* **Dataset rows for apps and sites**
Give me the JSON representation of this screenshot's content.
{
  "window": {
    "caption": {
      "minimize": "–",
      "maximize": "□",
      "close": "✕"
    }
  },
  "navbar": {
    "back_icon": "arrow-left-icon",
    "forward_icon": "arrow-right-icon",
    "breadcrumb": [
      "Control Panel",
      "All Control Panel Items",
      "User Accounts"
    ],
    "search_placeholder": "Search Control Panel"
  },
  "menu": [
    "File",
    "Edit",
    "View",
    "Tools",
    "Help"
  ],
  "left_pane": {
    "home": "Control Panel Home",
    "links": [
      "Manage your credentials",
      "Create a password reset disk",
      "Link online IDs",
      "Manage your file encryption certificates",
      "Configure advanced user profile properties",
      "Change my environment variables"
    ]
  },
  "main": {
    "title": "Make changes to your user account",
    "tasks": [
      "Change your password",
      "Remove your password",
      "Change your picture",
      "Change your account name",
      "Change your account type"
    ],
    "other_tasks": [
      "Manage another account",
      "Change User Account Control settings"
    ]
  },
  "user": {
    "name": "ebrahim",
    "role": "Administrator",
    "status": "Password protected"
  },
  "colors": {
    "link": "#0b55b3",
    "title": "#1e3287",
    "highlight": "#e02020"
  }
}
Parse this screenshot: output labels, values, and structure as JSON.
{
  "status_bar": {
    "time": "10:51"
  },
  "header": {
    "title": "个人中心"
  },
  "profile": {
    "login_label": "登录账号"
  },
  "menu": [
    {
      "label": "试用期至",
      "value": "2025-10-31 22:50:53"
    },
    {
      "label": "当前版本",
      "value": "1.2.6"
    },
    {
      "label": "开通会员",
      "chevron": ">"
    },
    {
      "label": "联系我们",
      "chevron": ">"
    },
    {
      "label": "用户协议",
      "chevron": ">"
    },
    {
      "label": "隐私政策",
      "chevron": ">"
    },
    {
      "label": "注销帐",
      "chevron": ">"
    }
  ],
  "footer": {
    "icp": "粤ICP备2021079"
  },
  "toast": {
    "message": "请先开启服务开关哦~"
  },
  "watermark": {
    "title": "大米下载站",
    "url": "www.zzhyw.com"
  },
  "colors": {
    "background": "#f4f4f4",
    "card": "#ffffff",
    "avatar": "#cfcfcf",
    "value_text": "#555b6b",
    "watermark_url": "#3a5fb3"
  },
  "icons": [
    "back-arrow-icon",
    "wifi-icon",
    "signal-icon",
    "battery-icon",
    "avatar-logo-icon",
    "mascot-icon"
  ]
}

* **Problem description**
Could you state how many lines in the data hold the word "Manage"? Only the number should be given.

* **Result for this task**
3